Task to complete = Show all lines from the data that include the word "icon".

Exercise data =
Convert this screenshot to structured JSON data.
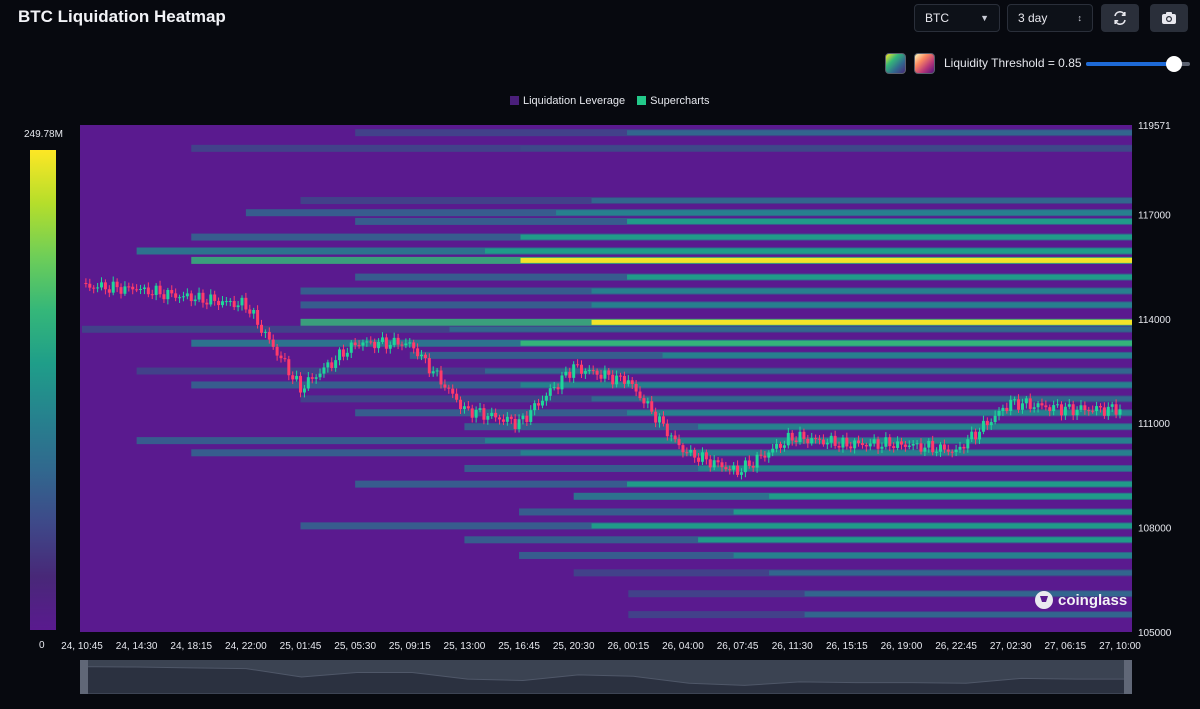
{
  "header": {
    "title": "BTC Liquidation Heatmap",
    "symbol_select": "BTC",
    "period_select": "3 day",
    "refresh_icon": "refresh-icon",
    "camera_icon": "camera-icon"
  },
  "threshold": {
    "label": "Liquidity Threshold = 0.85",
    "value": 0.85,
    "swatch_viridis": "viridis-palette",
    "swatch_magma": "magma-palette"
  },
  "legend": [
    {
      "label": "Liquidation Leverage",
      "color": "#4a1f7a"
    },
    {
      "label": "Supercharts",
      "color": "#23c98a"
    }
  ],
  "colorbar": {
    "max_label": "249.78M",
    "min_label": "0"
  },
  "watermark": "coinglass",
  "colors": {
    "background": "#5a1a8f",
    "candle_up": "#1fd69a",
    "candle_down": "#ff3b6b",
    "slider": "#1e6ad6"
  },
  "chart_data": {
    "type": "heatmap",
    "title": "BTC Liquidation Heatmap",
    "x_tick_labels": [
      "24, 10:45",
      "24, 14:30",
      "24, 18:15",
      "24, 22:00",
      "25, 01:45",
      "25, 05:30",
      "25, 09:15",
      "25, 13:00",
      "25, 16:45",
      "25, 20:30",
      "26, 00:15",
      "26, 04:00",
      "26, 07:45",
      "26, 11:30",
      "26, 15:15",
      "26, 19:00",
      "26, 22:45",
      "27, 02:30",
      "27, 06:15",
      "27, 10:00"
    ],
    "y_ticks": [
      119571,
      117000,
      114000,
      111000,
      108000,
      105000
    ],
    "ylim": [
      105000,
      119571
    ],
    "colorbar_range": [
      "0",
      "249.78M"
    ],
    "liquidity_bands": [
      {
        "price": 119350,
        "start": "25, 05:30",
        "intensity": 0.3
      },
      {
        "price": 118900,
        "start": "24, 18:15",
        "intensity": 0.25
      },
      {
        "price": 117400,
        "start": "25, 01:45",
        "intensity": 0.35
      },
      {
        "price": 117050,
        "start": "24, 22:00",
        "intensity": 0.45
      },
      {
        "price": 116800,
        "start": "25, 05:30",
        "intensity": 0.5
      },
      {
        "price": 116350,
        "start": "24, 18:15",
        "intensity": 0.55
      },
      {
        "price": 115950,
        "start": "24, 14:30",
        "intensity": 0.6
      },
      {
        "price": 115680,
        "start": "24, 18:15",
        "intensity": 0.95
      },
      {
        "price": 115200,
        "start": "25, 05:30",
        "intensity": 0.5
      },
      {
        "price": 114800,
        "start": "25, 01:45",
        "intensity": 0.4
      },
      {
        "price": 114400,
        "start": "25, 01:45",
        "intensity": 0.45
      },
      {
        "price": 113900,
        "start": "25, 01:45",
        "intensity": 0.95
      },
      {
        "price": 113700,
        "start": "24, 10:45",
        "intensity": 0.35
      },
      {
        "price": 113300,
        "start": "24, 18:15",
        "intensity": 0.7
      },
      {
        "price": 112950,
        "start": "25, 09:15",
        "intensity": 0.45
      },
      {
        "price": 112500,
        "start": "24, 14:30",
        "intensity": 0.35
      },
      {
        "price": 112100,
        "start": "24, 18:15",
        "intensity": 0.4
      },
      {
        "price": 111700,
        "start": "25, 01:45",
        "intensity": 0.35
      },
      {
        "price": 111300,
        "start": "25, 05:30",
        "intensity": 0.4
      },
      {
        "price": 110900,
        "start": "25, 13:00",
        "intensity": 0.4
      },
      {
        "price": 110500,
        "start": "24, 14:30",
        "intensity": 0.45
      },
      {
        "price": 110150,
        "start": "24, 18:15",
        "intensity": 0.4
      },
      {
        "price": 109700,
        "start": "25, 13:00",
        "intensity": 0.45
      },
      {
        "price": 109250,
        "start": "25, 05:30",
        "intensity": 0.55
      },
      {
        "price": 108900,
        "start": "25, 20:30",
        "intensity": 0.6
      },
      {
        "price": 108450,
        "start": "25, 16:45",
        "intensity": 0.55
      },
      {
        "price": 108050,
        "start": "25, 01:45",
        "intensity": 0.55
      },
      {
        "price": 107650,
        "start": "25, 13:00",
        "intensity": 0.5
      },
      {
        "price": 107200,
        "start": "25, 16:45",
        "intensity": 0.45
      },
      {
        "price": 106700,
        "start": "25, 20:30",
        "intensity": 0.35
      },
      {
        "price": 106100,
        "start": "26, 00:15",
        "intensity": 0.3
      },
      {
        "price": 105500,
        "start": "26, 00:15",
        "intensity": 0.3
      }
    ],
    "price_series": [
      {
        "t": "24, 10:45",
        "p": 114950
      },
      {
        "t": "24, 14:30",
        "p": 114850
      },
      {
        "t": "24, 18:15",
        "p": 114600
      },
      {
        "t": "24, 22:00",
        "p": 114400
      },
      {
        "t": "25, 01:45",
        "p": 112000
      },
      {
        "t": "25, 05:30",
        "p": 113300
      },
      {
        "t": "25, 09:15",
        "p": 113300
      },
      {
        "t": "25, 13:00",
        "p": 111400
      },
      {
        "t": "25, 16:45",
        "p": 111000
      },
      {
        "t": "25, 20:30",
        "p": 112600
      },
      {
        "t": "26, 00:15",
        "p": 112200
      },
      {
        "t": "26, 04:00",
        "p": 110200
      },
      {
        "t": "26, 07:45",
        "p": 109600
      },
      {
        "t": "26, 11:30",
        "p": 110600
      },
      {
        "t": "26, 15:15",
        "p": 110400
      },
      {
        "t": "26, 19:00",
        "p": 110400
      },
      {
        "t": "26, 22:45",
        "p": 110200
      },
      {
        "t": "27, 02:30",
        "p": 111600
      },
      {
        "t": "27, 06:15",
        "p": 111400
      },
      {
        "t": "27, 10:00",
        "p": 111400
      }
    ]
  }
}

Response =
    "refresh_icon": "refresh-icon",
    "camera_icon": "camera-icon"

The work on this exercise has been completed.